ORIGINAL ARTICLE: EPIDEMIOLOGY,
CLINICAL PRACTICE AND HEALTH
Relationships between serum brain-derived neurotrophic
factor concentration and parameters for health scores in
community-dwelling older adults
and Kazushige Ihara
Department of Pharmaceutical therapeutics, Division of Clinical Pharmacy, Pharmacy School, Showa University, Departments of
Psychosomatic Medicine, School of Medicine,
Public Health, School of Medicine, Toho University,
Human Care Research Team,
Department of Dentistry and
Research Team for Social Participation and Community Health, Tokyo Metropolitan Institute of
Gerontology, Tokyo, Japan
Aim: Brain-derived neurotrophic factor (BDNF) have been implicated in the progression of neuronal survival, phe-
notyping differentiation and maintenance of various neurons, as well as neurogenesis. We studied how BDNF affects
health parameters of older adults by carrying out a health examination of community-dwelling older adults.
Methods: We measured the serum BDNF concentration of 898 older adults aged 65–84 years who participated in
regional health examinations in the Tokyo area and also measured various parameters, such as the thickness of the
quadriceps femoris, percentage of body fat, body mass index, grip strength, frequency of walking, and use of sleeping
drugs and steroidal anti-inﬂammatory drugs.
Results: We obtained signiﬁcant relationships between serum BDNF values and thickness of the quadriceps mus-
cle, body mass index or percentage of body fat. Individuals holding onto something when they stood up had lower
serum BDNF values than individuals not holding onto something when they stood up. Smokers had higher serum
BDNF values than non-smokers.
Conclusions: Older adults who had higher serum BDNF had bigger quadriceps muscles, higher body mass index
and higher body fat rate, and were also able to stand up without holding onto something from a sitting position.
Geriatr Gerontol Int 2018; 18: 456–461.
Keywords: brain-derived neurotrophic factor, elderly cohort, health examination, quadriceps femoris.

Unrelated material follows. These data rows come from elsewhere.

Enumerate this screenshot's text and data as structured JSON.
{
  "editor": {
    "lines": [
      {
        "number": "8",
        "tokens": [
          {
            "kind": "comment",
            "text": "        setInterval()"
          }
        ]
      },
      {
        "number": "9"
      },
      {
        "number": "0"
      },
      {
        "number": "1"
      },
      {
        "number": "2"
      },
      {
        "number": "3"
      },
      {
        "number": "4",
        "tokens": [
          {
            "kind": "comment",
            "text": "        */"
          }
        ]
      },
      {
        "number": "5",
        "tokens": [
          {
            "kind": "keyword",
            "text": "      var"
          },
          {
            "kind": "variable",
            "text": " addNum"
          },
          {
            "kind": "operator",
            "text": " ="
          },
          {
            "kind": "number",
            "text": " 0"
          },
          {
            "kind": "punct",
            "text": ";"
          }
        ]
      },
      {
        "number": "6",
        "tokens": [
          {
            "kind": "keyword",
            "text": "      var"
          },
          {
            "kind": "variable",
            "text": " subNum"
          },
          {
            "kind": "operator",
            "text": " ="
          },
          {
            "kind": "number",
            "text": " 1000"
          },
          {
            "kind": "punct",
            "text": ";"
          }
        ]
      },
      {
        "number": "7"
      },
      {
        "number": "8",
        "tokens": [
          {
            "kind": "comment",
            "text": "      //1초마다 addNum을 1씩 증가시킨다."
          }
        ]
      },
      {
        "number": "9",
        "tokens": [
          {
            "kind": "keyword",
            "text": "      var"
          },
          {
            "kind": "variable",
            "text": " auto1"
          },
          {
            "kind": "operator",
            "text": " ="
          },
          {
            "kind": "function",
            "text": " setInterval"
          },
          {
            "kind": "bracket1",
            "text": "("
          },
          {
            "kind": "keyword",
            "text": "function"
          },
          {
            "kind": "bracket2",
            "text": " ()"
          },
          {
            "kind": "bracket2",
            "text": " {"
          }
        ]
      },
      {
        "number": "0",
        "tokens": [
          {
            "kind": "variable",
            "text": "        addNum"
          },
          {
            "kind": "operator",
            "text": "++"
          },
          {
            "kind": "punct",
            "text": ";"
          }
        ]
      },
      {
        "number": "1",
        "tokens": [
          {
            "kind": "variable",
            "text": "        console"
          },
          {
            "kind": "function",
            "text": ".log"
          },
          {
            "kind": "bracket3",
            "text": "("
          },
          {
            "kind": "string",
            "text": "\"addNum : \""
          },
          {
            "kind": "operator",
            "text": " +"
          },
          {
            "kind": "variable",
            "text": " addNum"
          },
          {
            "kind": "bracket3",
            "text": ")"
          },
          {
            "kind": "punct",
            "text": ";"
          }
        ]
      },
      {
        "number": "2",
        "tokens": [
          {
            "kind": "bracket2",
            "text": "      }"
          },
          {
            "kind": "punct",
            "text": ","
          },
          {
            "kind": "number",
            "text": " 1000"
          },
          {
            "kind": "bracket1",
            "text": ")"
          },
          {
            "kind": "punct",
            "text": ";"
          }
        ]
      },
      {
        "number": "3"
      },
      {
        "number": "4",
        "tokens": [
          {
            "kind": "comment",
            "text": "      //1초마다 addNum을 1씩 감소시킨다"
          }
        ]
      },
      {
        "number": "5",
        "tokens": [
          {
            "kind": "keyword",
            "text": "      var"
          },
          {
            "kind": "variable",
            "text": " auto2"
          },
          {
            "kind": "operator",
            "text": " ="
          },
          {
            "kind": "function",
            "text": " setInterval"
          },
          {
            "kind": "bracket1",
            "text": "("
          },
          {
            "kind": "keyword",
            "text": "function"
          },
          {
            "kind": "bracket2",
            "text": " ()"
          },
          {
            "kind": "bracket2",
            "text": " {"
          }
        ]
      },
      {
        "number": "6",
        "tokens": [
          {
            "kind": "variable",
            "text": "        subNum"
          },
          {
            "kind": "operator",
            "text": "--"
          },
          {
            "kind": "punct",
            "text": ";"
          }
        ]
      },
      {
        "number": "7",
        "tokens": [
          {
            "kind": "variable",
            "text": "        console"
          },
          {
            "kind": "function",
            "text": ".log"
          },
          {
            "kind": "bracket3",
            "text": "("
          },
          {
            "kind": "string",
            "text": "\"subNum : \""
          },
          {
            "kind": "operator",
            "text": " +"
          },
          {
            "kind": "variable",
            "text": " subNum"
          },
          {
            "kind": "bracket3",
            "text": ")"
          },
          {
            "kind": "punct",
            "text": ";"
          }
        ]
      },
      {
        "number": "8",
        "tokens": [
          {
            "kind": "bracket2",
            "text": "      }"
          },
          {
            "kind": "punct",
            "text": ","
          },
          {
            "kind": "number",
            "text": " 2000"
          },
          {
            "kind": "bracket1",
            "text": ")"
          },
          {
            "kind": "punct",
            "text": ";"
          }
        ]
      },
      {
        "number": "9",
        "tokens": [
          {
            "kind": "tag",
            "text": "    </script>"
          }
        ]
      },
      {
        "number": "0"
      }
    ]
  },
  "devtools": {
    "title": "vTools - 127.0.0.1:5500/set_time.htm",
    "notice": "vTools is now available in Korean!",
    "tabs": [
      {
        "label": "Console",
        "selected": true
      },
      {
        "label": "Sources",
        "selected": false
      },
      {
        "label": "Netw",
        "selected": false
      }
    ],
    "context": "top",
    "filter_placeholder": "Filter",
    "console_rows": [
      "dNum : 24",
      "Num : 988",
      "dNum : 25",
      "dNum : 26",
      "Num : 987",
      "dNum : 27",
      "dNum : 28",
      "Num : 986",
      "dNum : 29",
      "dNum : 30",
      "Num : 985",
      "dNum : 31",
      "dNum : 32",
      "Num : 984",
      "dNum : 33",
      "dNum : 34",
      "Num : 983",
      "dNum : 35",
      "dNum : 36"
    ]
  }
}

Brain-derived neurotrophic factor (BDNF) is expressed
in the brain, especially in the neuronal cells through
activation of intracellular signaling of cyclic-AMP
response element binding protein (CREB).
been implicated in the progression of neuronal survival,
phenotyping differentiation and maintenance of various
neurons, as well as neurogenesis.
BDNF is also found
in the blood, plasma and serum, and it can cross the
blood–brain barrier, so it is accepted that the amount
of blood BDNF reﬂects the expression of BDNF
change in the brain.
It is reported that the serum con-
centration of BDNF in depressed patients is lower than
that of normal healthy people, and treatment with anti-
depressants reverses the BDNF concentration in
patients with ameliorating depression.
in Alzheimer’s disease, lower serum BDNF levels have
also been reported, and were restored by treatment with
acetylcholine esterase inhibitors.
In contrast, Duman
et al. reported that animals housed in an enriched envi-
ronment with a wheel, tunnels, food that they can seek
out and so on have higher BDNF concentrations in the
brain than animals housed in a normal environment.
As the enriched environment gives animals low stress
and good exercise, enhancement of BDNF expression
in the brain and neurogenesis are observed.
more, it is reported that expression of BDNF is
enhanced in the muscle as well as in the brain after
Accepted for publication 28 September 2017.
Correspondence: Dr Mitsugu Hachisu PhD, Department of
Pharmaceutical Therapeutics, Division of Clinical Pharmacy,
Pharmacy School, Showa University, 1-5-8 Hatanodai,
Shinagawa-ku, Tokyo 142-8555, Japan.
| doi: 10.1111/ggi.13210 © 2017 Japan Geriatrics Society
Geriatr Gerontol Int 2018; 18: 456–461